- [Activity] Lines with "this": pull these out of the listing below.

^^^^^^^^

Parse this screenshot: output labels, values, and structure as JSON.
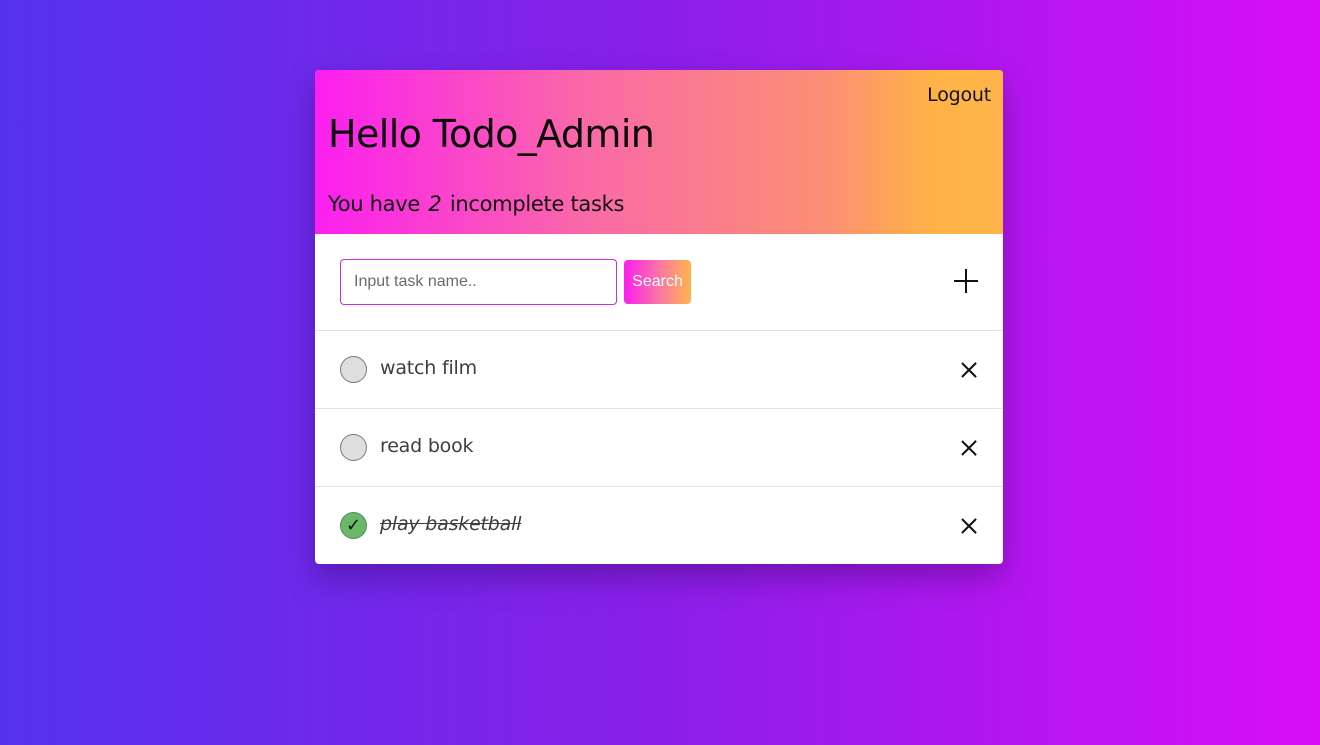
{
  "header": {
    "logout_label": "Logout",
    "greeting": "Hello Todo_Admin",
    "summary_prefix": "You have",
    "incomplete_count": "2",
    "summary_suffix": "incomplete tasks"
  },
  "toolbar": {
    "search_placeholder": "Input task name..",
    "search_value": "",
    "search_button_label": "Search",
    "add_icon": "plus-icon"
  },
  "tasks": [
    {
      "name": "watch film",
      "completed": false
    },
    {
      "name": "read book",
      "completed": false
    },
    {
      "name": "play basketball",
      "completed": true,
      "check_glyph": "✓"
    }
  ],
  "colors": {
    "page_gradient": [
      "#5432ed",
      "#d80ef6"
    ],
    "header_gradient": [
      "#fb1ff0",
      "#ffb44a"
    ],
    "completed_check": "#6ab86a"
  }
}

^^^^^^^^

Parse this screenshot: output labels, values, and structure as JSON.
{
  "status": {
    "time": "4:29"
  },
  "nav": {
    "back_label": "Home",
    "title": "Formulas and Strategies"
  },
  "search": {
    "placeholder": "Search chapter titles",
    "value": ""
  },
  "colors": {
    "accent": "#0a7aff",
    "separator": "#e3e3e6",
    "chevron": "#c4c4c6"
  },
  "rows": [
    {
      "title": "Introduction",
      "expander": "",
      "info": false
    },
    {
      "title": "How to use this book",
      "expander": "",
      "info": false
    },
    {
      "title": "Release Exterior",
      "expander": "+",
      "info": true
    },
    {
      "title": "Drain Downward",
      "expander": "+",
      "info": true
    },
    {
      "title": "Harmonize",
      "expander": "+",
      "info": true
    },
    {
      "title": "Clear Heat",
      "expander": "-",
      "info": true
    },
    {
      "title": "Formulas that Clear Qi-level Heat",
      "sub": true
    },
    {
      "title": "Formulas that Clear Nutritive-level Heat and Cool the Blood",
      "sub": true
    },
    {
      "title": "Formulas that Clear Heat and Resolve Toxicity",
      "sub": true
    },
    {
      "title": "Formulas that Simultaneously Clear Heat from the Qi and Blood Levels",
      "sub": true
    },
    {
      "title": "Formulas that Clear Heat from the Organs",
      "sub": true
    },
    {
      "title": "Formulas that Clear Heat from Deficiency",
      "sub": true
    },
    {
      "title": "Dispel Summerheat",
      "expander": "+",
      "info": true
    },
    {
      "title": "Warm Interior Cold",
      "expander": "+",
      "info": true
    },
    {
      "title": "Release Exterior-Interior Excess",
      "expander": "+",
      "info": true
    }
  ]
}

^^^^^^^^

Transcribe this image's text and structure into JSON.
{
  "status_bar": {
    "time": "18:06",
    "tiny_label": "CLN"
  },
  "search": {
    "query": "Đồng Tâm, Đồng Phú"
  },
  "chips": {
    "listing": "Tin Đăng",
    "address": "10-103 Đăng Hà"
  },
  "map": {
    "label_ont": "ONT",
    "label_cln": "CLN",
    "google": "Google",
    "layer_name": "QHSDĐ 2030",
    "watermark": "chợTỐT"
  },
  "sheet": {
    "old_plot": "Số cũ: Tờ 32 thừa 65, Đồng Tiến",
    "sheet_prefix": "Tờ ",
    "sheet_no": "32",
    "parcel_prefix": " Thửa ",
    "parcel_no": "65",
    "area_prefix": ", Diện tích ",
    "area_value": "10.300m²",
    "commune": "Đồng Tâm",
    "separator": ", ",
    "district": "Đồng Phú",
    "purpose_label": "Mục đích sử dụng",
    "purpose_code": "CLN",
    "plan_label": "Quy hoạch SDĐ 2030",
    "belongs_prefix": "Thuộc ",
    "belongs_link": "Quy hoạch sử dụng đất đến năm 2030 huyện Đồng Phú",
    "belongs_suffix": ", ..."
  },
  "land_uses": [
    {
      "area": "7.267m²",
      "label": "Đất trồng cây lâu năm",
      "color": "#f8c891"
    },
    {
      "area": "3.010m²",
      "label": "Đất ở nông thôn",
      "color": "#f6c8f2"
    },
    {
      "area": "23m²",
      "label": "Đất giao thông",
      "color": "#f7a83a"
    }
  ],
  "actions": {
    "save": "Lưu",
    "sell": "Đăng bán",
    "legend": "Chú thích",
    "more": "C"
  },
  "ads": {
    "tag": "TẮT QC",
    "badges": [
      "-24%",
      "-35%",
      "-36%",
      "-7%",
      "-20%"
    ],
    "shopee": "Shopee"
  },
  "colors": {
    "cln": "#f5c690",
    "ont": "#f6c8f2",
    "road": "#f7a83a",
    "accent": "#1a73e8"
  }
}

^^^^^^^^

- [Your response]
Parse this screenshot: output labels, values, and structure as JSON.
Parse this screenshot: output labels, values, and structure as JSON.
      "title": "How to use this book",
Transcribe this image's text and structure into JSON.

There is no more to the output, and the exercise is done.